_Directions for this task_
Look through the lines below; wherever the word "JSON" appears, copy that line.

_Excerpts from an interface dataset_
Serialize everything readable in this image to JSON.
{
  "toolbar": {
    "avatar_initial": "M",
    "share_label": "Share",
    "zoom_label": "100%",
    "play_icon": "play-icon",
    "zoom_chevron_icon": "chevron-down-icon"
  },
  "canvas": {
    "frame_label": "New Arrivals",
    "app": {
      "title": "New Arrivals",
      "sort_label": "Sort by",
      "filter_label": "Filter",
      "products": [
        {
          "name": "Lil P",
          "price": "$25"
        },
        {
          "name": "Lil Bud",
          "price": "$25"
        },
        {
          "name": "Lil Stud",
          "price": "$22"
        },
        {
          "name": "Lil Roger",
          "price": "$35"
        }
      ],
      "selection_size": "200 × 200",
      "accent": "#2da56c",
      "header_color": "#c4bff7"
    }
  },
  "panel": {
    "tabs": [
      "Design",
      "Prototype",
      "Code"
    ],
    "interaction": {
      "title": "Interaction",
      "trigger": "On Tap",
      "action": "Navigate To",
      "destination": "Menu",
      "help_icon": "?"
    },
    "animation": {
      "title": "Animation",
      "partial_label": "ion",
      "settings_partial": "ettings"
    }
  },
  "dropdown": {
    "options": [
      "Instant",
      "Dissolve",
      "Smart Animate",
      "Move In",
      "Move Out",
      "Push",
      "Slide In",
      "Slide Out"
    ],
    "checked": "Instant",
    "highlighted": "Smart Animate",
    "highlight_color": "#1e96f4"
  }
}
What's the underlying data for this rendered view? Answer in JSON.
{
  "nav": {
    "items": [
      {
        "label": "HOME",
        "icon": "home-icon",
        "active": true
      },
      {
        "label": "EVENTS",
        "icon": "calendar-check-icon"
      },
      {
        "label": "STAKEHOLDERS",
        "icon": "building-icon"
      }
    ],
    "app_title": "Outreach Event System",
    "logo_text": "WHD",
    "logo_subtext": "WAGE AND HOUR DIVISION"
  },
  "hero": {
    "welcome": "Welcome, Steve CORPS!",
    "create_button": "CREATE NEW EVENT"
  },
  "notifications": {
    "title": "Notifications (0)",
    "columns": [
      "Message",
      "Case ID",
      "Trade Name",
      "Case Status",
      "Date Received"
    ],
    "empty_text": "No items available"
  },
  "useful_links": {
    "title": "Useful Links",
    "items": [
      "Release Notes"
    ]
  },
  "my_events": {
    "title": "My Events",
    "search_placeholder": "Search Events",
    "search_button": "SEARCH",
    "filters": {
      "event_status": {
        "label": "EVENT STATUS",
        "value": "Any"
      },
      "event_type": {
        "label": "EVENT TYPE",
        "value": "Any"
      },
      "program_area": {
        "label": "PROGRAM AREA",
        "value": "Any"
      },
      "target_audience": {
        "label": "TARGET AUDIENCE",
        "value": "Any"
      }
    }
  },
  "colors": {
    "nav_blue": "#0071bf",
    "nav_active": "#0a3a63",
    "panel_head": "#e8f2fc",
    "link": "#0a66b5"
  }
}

_Written answer_
Serialize everything readable in this image to JSON.
What's the underlying data for this rendered view? Answer in JSON.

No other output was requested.